Dalvin Cook’s early-season touches got some negative attention from media and even teammates during a stretch where the Vikings play-calling didn’t put the team or Kirk Cousins in good situations. By contrast, his season-high workload against the Cowboys was a virtuoso performance from Kevin Stefanski. The seven targets consistently put him in the open field and kept Dallas from simply keying on those 26 carries.
Cook’s workload has actually ticked up over the last month, in part due to a 22% target share over the last three weeks. During that time, Stefon Diggs has faced the most difficult schedule of opposing pass defenses and has done it with Adam Thielen only playing a handful of snaps.
Despite Cook’s presence, Alexander Mattison managed nine more opportunities and would have had a much bigger game if not for losing a TD to replay.
New Orleans Saints
Game script prevented us from getting a good look at the early-down workload split between Latavius Murray and Alvin Kamara. The latter held a big edge in snaps but turned his 10 targets into only 13.0 fantasy points. Appearing comfortable in his return, Kamara should earn a similar advantage against Tampa Bay. The Bucs are always good for a shootout and give up next to nothing in the running game.
New York Giants
It’s almost impossible to turn 13 carries into a single yard, but Saquon Barkley has been compromised since his return from the high-ankle sprain. The No. 1 overall pick ranks 129th in fantasy points over expectation. On the plus side, he has at least five targets in every appearance this season.
Rashaad Penny was out-touched 29-2, and the second of his two carries resulted in a fumble. It was almost as though he wanted to get that in quickly, so that once Chris Carson eventually added to his own fumble total there would be no question of going back to Penny.
Carson has now generated negative FPOE in three of his last four games and is underwater on the season, but his ferocious running style fits the Seahawks RB aesthetic. The contrast between the two players has given Carson one of the most valuable workloads in the NFL, and that’s translated into serious results for owners.
FFPC win rates have been added to the Best Ball Player Win Rate tool.
San Francisco 49ers

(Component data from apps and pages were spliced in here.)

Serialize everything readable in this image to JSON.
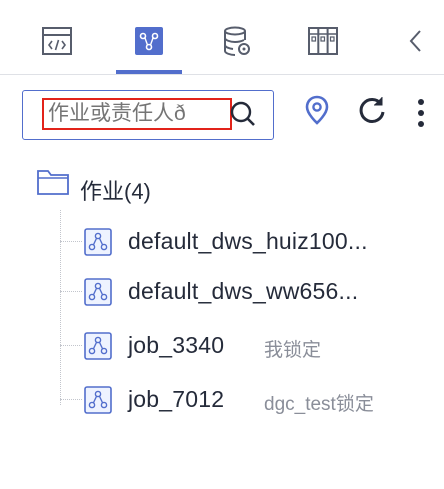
{
  "toolbar": {
    "tabs": [
      {
        "name": "code-script-tab",
        "icon": "code-file-icon"
      },
      {
        "name": "job-tab",
        "icon": "node-network-icon",
        "active": true
      },
      {
        "name": "database-tab",
        "icon": "database-settings-icon"
      },
      {
        "name": "resources-tab",
        "icon": "columns-grid-icon"
      }
    ],
    "collapse_icon": "chevron-left-icon",
    "active_color": "#526ecc"
  },
  "search": {
    "placeholder": "作业或责任人ð",
    "value": "",
    "highlight_color": "#e2231a"
  },
  "actions": {
    "locate_icon": "location-pin-icon",
    "refresh_icon": "refresh-icon",
    "more_icon": "more-vertical-icon"
  },
  "tree": {
    "folder": {
      "label": "作业(4)"
    },
    "items": [
      {
        "name": "default_dws_huiz100...",
        "lock": ""
      },
      {
        "name": "default_dws_ww656...",
        "lock": ""
      },
      {
        "name": "job_3340",
        "lock": "我锁定"
      },
      {
        "name": "job_7012",
        "lock": "dgc_test锁定"
      }
    ]
  }
}
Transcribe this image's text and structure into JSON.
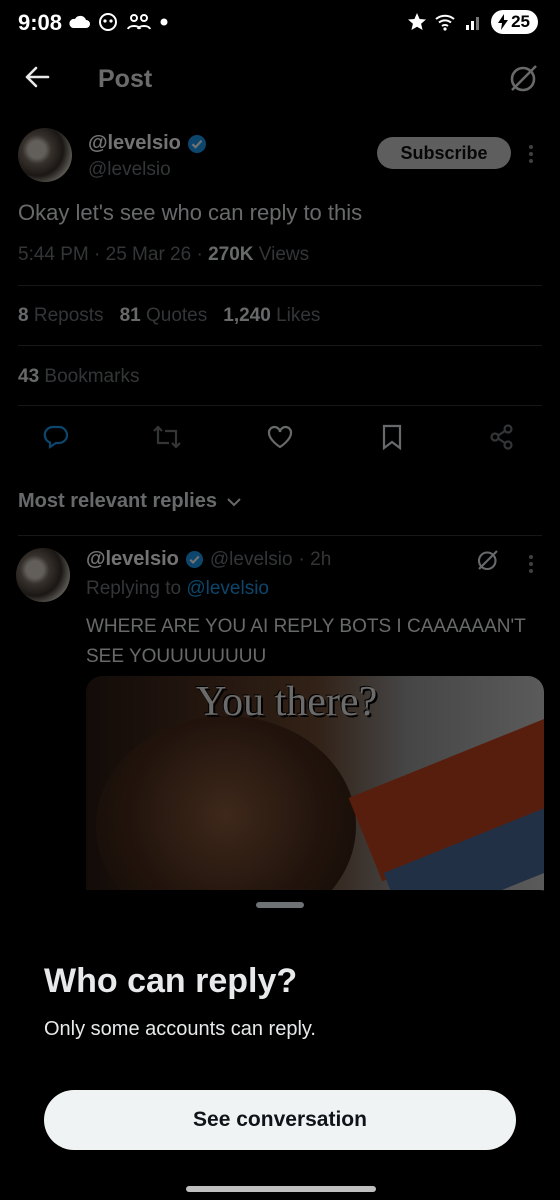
{
  "status_bar": {
    "time": "9:08",
    "battery": "25",
    "left_icons": [
      "cloud-icon",
      "face-icon",
      "people-icon",
      "dot-icon"
    ],
    "right_icons": [
      "star-icon",
      "wifi-icon",
      "signal-icon",
      "battery-icon"
    ]
  },
  "header": {
    "title": "Post"
  },
  "post": {
    "author_name": "@levelsio",
    "author_handle": "@levelsio",
    "subscribe_label": "Subscribe",
    "text": "Okay let's see who can reply to this",
    "timestamp": "5:44 PM · 25 Mar 26 · ",
    "views_count": "270K",
    "views_label": " Views",
    "reposts_count": "8",
    "reposts_label": " Reposts",
    "quotes_count": "81",
    "quotes_label": " Quotes",
    "likes_count": "1,240",
    "likes_label": " Likes",
    "bookmarks_count": "43",
    "bookmarks_label": " Bookmarks"
  },
  "replies_sort": {
    "label": "Most relevant replies"
  },
  "reply": {
    "author_name": "@levelsio",
    "author_handle": "@levelsio",
    "time": "· 2h",
    "replying_prefix": "Replying to ",
    "replying_to": "@levelsio",
    "text": "WHERE ARE YOU AI REPLY BOTS I CAAAAAAN'T SEE YOUUUUUUUU",
    "media_caption": "You there?"
  },
  "sheet": {
    "title": "Who can reply?",
    "subtitle": "Only some accounts can reply.",
    "button_label": "See conversation"
  },
  "colors": {
    "background": "#000000",
    "accent": "#1d9bf0",
    "verified": "#1d9bf0",
    "muted_text": "#71767b"
  }
}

Matt Breida re-sprained his ankle in this one, offering a partial explanation for Raheem Mostert’s seven opportunities, all of which came in the fourth quarter or overtime. Three of Tevin Coleman’s four targets also occurred during this stretch, but he only carried once. It’s never a good sign to hemorrhage all of the crucial carries to the third-stringer.
Tampa Bay Buccaneers
Ronald Jones earned the start, scored a TD, produced 8.5 total FPOE, and doubled his previous career high with eight targets. Maligned for his inexperience and poor catching technique, Jones otherwise fits the receiving archetype. He looked smooth and explosive, if not exactly calm. In addition to his non-contact fumble, he also reportedly missed a blitz pickup and got caught blocking on an intended screen.
The coaches were still mostly complimentary after the game, and though his fumble sent him to the bench for the game-winning drive, it doesn’t appear likely to carry over.2
After such a rough start to his NFL career, it was easy to predict a short career that never included a two-game stretch with 40 fantasy points.
I encouraged you to take a shot on Jones this season. Hopefully, you started him these past two weeks and are in position to take advantage . . . if this is truly the start of something.
I’m constantly impressed at the depth and breadth of the information in tools built by Mike Beers, Dave Caban, and Anthony Shook. If you enjoyed some of the visualizations used in this piece, make sure to check out the NFL Stat Explorer, the Strength of Schedule Streaming tool, the Best Ball Win Rates tool, the Game Splits app, the RotoViz Screener, and the Weekly Stats tool.